For years, drivers down Telegraph Road into Odenton haven’t been greeted with the best view. The left side of the road was once home to the former Nevamar facility, a vast industrial site that once housed hundreds of local workers, but has been dormant for more than seven years.
Now a developer is hoping to inject life into the 55-acre site, with plans to redevelop the entire complex into a mixed-use project with homes and retail businesses.
Bethesda-based StonebridgeCarras has spent more than six years obtaining ownership of the various buildings on the site, and has partnered with Bozzuto Group on plans for 369 upscale apartments.
is nearly complete, and the company hopes to move forward with construction within 30 days.
“It’s been a long, hard road,” StonebridgeCarras co-founder and principal George Carras said. “It’s been more complex, more complicated and more stressful than we ever could have thought, but we’re very excited about the prospects for Odenton Town Center. We really are.”
Once the apartments are completed sometime in 2013, StonebridgeCarras hopes to move forward with plans for the rest of the site, which includes four more vacant buildings and a narrow parking lot on the east side of Telegraph Road.
It has not presented specific plans, but the company said it will be a good place for retail, including a possible grocery store or big box store. The depth of the site from the street makes the site particularly unique in the area, StonebridgeCarras officials said.
“We’re beginning to think about the next phase. We have some ideas, and we’ve done some master planning,” StonebridgeCarras principal Ellen Miller said. “It’s such a great location and such a large piece of land.”
After some internal debate and consultation, the company settled on Academy Yard as the name of the development, making reference to the area’s railroad history. The apartments will be named
The strength of the economy will play a large role in the timing of the retail portion of the project. Currently, retailers have been reluctant to move to Odenton, believing that the area hasn’t reached a proper level of population density.
But with apartment units and homes under construction—and significant growth planned by major tenants at Fort Meade —developers said it’s just a matter of time before retailers will see Odenton as the place to be.
“The real question is when, and who,” Carras said. “We think it’s a great site, but one that has to mature. We think of this as a true long-term project for us.”
StonebridgeCarras has spent millions of dollars on the Nevamar site, even before construction has started. Acquiring the land was a costly process, because the buildings on site were under the control of several different companies.
Each building on the site required environmental testing, including hundreds of borings into the soil and the extraction of vapor and other substances. International Paper, which once owned a building in the middle of the site, is in the process of completing a major environmental remediation that began in the mid-1990s.
Carras said that overall, the environmental problems on the site were not as bad as they could have been, given the industrial nature of the work that took place there. He said he’s confident that cleanup and testing will be done soon.
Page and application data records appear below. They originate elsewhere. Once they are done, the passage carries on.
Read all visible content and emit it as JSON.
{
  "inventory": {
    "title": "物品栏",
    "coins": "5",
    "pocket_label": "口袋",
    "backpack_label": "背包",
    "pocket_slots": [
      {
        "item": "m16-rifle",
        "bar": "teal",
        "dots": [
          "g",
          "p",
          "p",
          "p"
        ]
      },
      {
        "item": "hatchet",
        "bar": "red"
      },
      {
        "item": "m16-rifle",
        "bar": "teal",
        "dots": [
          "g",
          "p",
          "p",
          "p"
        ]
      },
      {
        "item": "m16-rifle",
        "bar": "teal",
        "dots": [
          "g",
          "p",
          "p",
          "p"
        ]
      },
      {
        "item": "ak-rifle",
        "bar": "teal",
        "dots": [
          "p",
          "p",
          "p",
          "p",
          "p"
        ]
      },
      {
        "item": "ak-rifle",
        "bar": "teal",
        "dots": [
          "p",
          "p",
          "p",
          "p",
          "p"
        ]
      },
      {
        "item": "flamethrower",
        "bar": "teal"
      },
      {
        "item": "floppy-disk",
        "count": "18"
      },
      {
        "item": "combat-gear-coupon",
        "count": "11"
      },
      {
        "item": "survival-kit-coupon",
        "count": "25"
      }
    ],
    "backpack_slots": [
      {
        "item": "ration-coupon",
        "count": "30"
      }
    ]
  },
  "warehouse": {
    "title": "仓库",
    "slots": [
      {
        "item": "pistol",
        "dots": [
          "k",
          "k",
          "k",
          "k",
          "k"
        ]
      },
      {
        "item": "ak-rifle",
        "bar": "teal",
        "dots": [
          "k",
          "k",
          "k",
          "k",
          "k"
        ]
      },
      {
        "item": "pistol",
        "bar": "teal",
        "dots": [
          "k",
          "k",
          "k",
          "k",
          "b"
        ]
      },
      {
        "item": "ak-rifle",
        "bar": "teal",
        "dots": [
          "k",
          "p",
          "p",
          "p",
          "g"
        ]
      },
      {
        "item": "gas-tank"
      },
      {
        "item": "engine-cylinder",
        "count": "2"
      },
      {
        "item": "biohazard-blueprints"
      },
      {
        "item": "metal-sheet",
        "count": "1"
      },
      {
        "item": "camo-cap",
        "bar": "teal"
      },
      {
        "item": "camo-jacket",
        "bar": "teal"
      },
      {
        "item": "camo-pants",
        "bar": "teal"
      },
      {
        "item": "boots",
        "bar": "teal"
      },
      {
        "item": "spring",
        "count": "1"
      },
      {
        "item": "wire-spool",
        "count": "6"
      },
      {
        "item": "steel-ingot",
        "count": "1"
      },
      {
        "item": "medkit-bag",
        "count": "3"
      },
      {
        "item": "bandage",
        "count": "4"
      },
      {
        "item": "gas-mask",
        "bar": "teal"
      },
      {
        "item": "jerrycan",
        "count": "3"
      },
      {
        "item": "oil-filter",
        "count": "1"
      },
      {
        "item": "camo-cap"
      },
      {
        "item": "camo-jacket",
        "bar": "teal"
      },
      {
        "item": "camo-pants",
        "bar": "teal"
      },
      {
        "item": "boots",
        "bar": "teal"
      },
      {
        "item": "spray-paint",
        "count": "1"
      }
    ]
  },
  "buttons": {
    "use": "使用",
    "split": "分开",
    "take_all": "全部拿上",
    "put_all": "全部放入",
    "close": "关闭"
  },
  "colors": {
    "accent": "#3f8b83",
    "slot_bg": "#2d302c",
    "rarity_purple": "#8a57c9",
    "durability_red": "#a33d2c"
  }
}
Concern over wetlands in the area proved to be largely unfounded, the developer said, because most wetlands on the site are in the back of the site, where the company has no plans to build.
There has been some push by local historians and former employees to preserve at least a portion of the buildings. Carras said that his company’s analysis of the buildings did not reveal anything of true historic value, though it plans to work to preserve a circular art deco mural that hangs in the rotunda of what was once the main entrance to Nevamar.
Carras said he believes the mural can be removed and hopes to find a place in Odenton where it can be displayed.
Miller and Carras said they may order the demolition of the remaining buildings soon, because they’ve been the targets of vandals, who have broken in to search for copper piping and other metal to sell.
The ultimate goal, Carras said, is to create a “northern gateway” for Odenton, with a great view for people coming into town.
“Our hope is that the experience that you get off Route 32, is to come down Route 170 and start to feel what Odenton is all about,” he said. “It’s a sign of progress.”
What do you think of the plans for Nevamar?